Read the listing below and copy out each line where the word "this" occurs.

··· Data supplied

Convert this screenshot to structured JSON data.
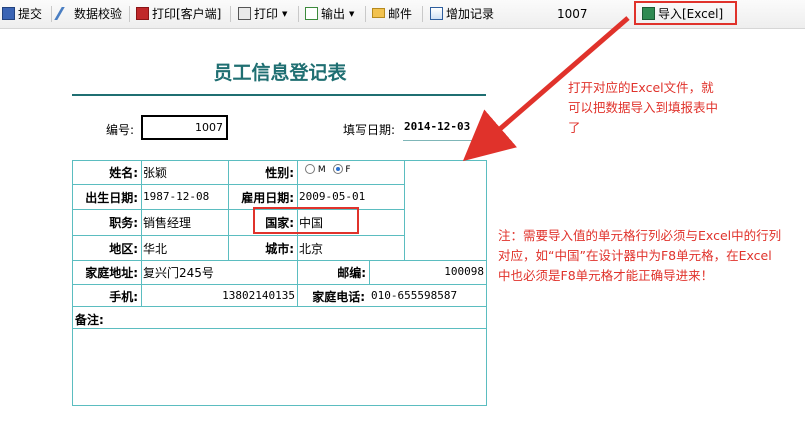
{
  "toolbar": {
    "submit": "提交",
    "validate": "数据校验",
    "print_client": "打印[客户端]",
    "print": "打印",
    "export": "输出",
    "mail": "邮件",
    "add_record": "增加记录",
    "record_no": "1007",
    "import_excel": "导入[Excel]"
  },
  "form": {
    "title": "员工信息登记表",
    "no_label": "编号:",
    "no_value": "1007",
    "date_label": "填写日期:",
    "date_value": "2014-12-03",
    "name_label": "姓名:",
    "name_value": "张颖",
    "gender_label": "性别:",
    "gender_m": "M",
    "gender_f": "F",
    "gender_selected": "F",
    "birth_label": "出生日期:",
    "birth_value": "1987-12-08",
    "hire_label": "雇用日期:",
    "hire_value": "2009-05-01",
    "position_label": "职务:",
    "position_value": "销售经理",
    "country_label": "国家:",
    "country_value": "中国",
    "region_label": "地区:",
    "region_value": "华北",
    "city_label": "城市:",
    "city_value": "北京",
    "address_label": "家庭地址:",
    "address_value": "复兴门245号",
    "postcode_label": "邮编:",
    "postcode_value": "100098",
    "mobile_label": "手机:",
    "mobile_value": "13802140135",
    "phone_label": "家庭电话:",
    "phone_value": "010-655598587",
    "remark_label": "备注:"
  },
  "annotations": {
    "import_note": "打开对应的Excel文件，就可以把数据导入到填报表中了",
    "cell_note": "注：需要导入值的单元格行列必须与Excel中的行列对应，如“中国”在设计器中为F8单元格，在Excel中也必须是F8单元格才能正确导进来！"
  },
  "colors": {
    "accent": "#1f6f72",
    "grid": "#5bbdc0",
    "annotation": "#e0322b"
  }
}
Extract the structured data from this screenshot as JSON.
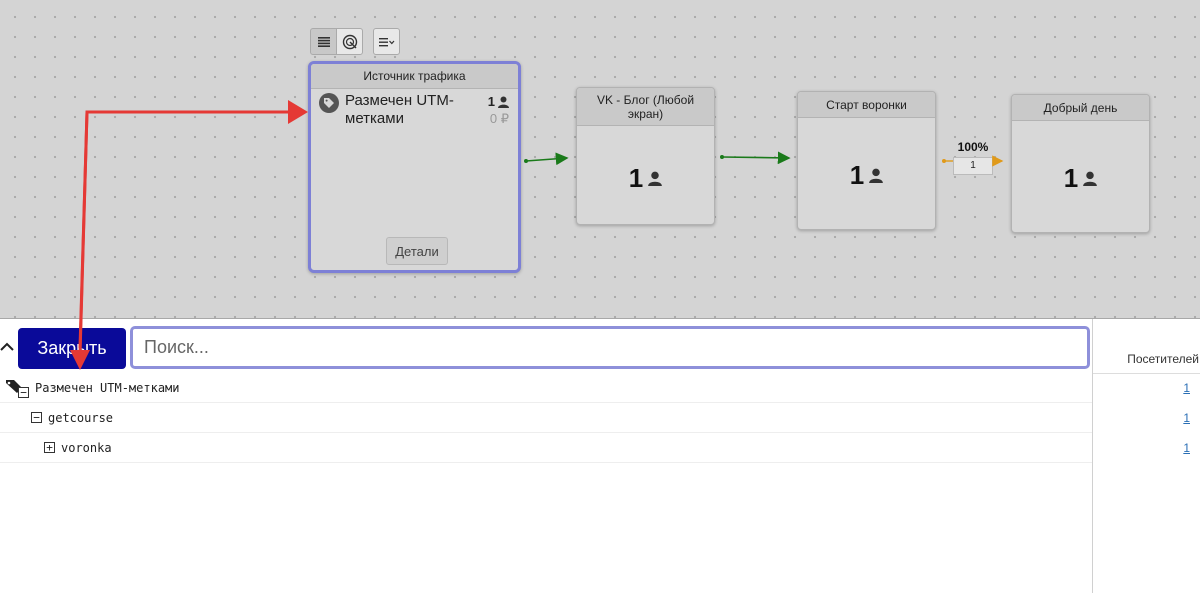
{
  "toolbar": {
    "list_view_icon": "list-icon",
    "radar_view_icon": "radar-icon",
    "menu_icon": "menu-dropdown-icon"
  },
  "nodes": {
    "source": {
      "title": "Источник трафика",
      "item_label": "Размечен UTM-метками",
      "count": "1",
      "revenue": "0 ₽",
      "details_button": "Детали"
    },
    "vk": {
      "title": "VK - Блог (Любой экран)",
      "count": "1"
    },
    "start": {
      "title": "Старт воронки",
      "count": "1"
    },
    "hello": {
      "title": "Добрый день",
      "count": "1"
    }
  },
  "conversion": {
    "percent": "100%",
    "count": "1"
  },
  "panel": {
    "close_label": "Закрыть",
    "search_placeholder": "Поиск...",
    "visitors_header": "Посетителей",
    "rows": [
      {
        "label": "Размечен UTM-метками",
        "value": "1",
        "toggle": "−"
      },
      {
        "label": "getcourse",
        "value": "1",
        "toggle": "−"
      },
      {
        "label": "voronka",
        "value": "1",
        "toggle": "+"
      }
    ]
  },
  "colors": {
    "selected_border": "#7d80d6",
    "close_button": "#0a0a99",
    "annotation_arrow": "#e53935",
    "flow_arrow_green": "#1a7a1a",
    "flow_arrow_orange": "#e09a1a",
    "link": "#2a6fb5"
  }
}
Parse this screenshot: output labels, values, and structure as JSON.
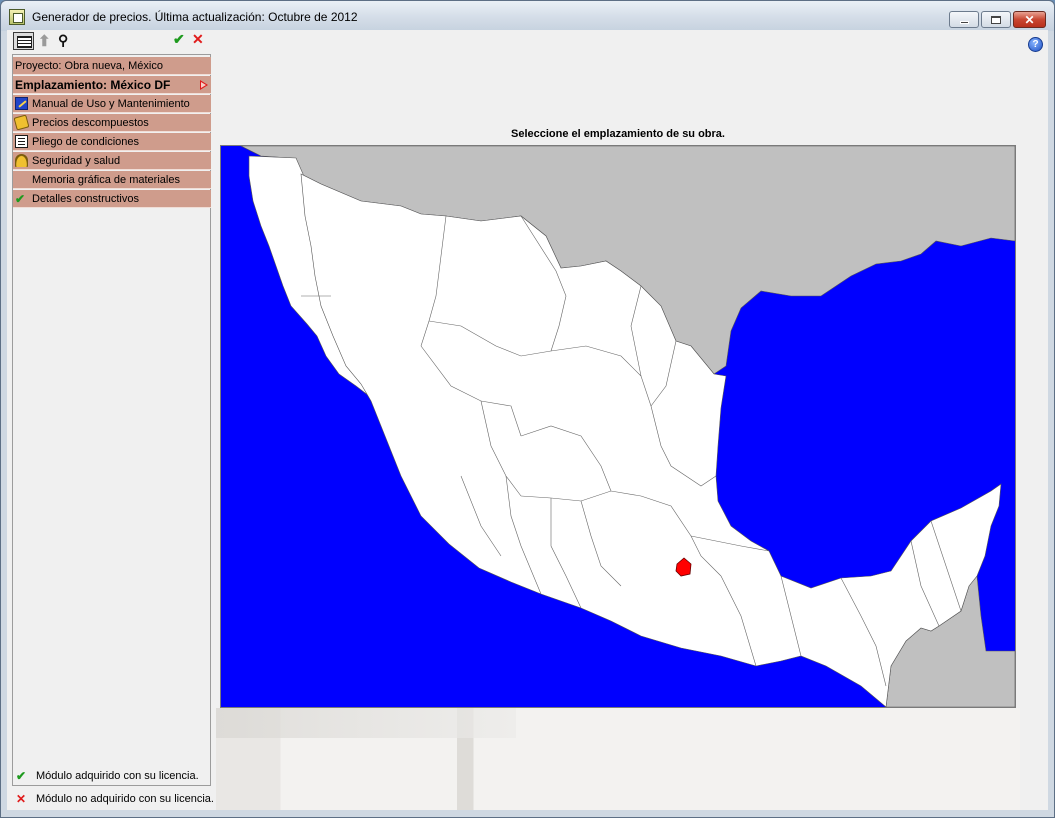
{
  "window": {
    "title": "Generador de precios. Última actualización: Octubre de 2012",
    "controls": [
      "minimize",
      "maximize",
      "close"
    ]
  },
  "toolbar": {
    "icons": [
      "list-view-icon",
      "up-arrow-icon",
      "binoculars-icon",
      "check-icon",
      "cross-icon"
    ]
  },
  "sidebar": {
    "project": "Proyecto: Obra nueva, México",
    "location": "Emplazamiento: México DF",
    "items": [
      {
        "label": "Manual de Uso y Mantenimiento",
        "icon": "wrench-icon"
      },
      {
        "label": "Precios descompuestos",
        "icon": "price-tag-icon"
      },
      {
        "label": "Pliego de condiciones",
        "icon": "document-icon"
      },
      {
        "label": "Seguridad y salud",
        "icon": "hard-hat-icon"
      },
      {
        "label": "Memoria gráfica de materiales",
        "icon": ""
      },
      {
        "label": "Detalles constructivos",
        "icon": "check-icon"
      }
    ]
  },
  "legend": {
    "acquired": "Módulo adquirido con su licencia.",
    "not_acquired": "Módulo no adquirido con su licencia."
  },
  "map": {
    "title": "Seleccione el emplazamiento de su obra.",
    "selected_region": "México DF",
    "colors": {
      "sea": "#0000ff",
      "land": "#ffffff",
      "neighbor": "#c0c0c0",
      "selected": "#ff0000"
    }
  }
}
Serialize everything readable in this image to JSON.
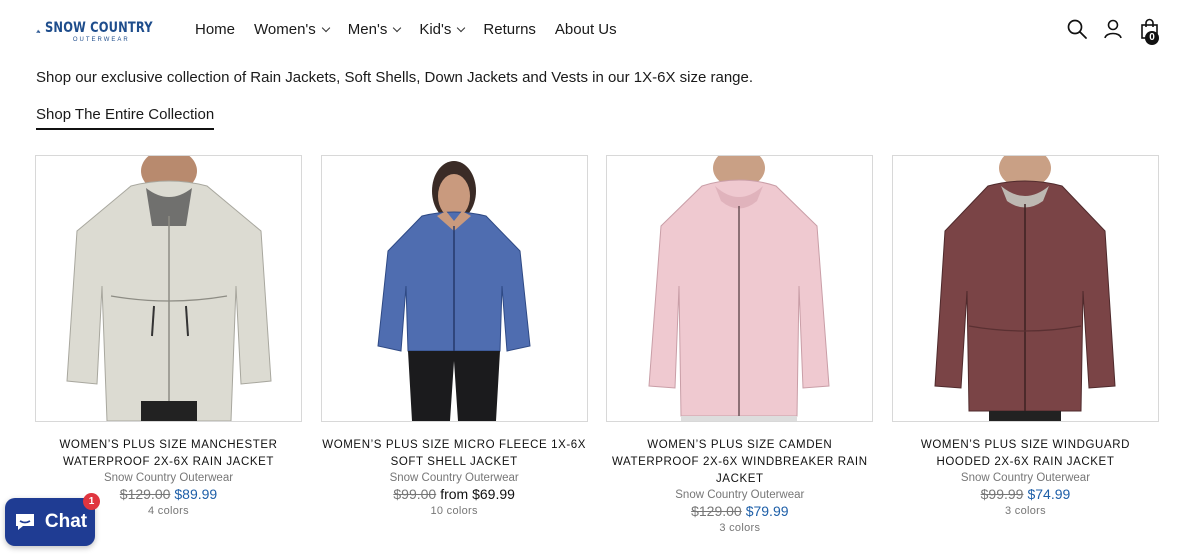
{
  "brand": {
    "name": "SNOW COUNTRY",
    "sub": "OUTERWEAR"
  },
  "nav": [
    {
      "label": "Home",
      "dropdown": false
    },
    {
      "label": "Women's",
      "dropdown": true
    },
    {
      "label": "Men's",
      "dropdown": true
    },
    {
      "label": "Kid's",
      "dropdown": true
    },
    {
      "label": "Returns",
      "dropdown": false
    },
    {
      "label": "About Us",
      "dropdown": false
    }
  ],
  "cart_count": "0",
  "intro": "Shop our exclusive collection of Rain Jackets, Soft Shells, Down Jackets and Vests in our 1X-6X size range.",
  "shop_link": "Shop The Entire Collection",
  "products": [
    {
      "title": "WOMEN’S PLUS SIZE MANCHESTER WATERPROOF 2X-6X RAIN JACKET",
      "vendor": "Snow Country Outerwear",
      "old_price": "$129.00",
      "price": "$89.99",
      "from": "",
      "colors": "4 colors",
      "jacket_color": "#dcdbd2"
    },
    {
      "title": "WOMEN’S PLUS SIZE MICRO FLEECE 1X-6X SOFT SHELL JACKET",
      "vendor": "Snow Country Outerwear",
      "old_price": "$99.00",
      "price": "",
      "from": "from $69.99",
      "colors": "10 colors",
      "jacket_color": "#4f6db0"
    },
    {
      "title": "WOMEN’S PLUS SIZE CAMDEN WATERPROOF 2X-6X WINDBREAKER RAIN JACKET",
      "vendor": "Snow Country Outerwear",
      "old_price": "$129.00",
      "price": "$79.99",
      "from": "",
      "colors": "3 colors",
      "jacket_color": "#efc9d0"
    },
    {
      "title": "WOMEN’S PLUS SIZE WINDGUARD HOODED 2X-6X RAIN JACKET",
      "vendor": "Snow Country Outerwear",
      "old_price": "$99.99",
      "price": "$74.99",
      "from": "",
      "colors": "3 colors",
      "jacket_color": "#7a4446"
    }
  ],
  "chat": {
    "label": "Chat",
    "badge": "1"
  }
}
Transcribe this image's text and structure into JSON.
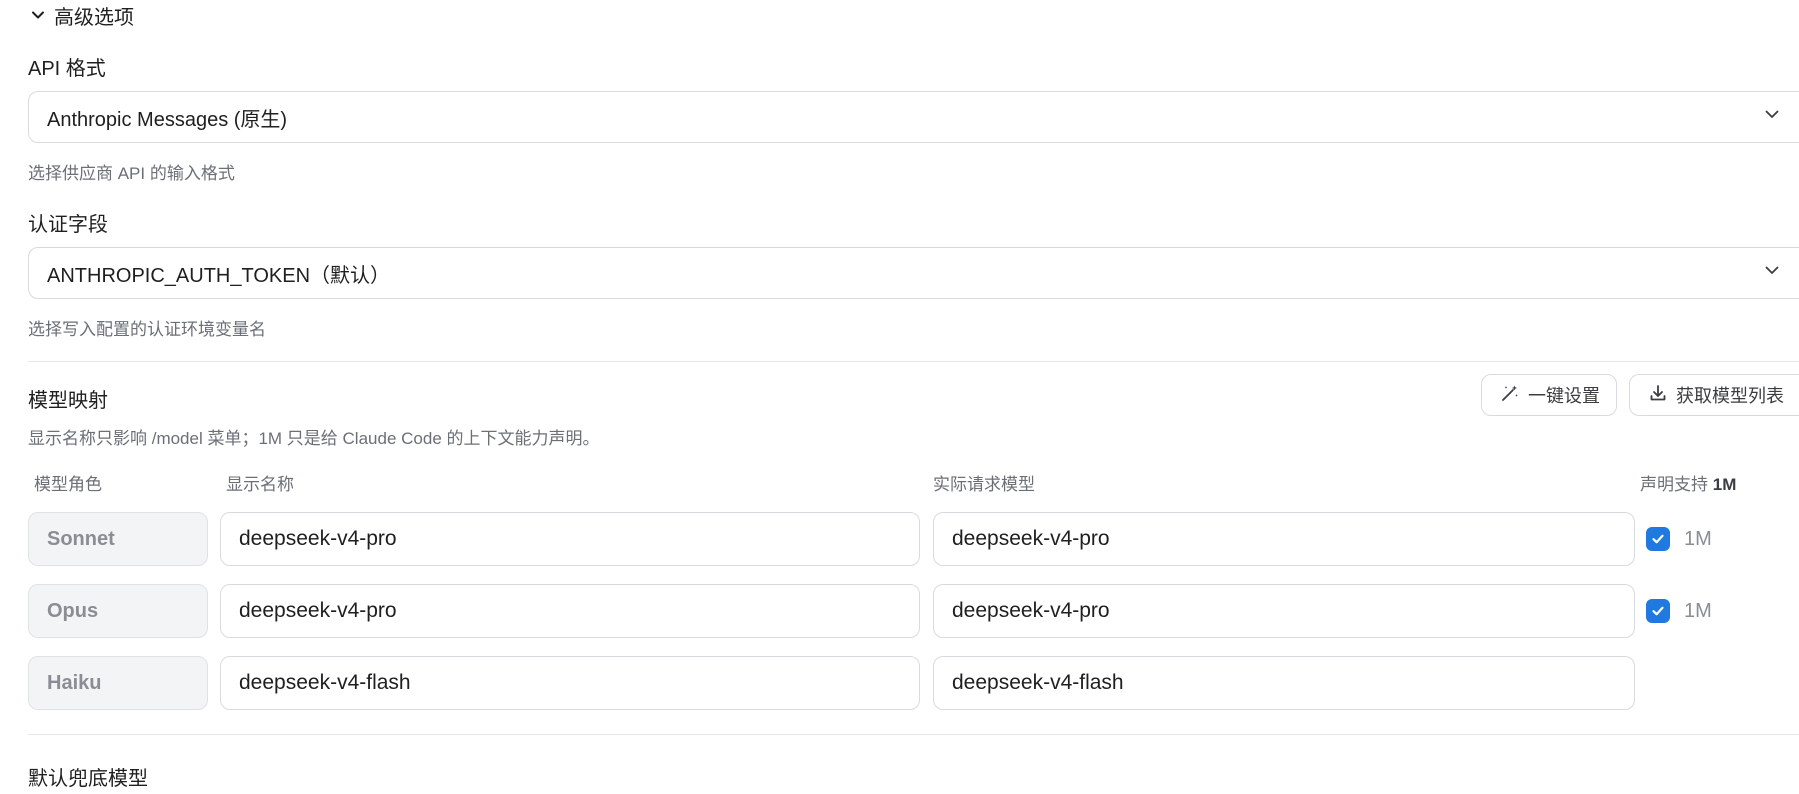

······

| Task response |
Convert this screenshot to structured JSON data.
Extract the structured data from this screenshot as JSON.
Parse this screenshot: output labels, values, and structure as JSON.
Serialize everything readable in this image to JSON.
Transcribe this image's text and structure into JSON.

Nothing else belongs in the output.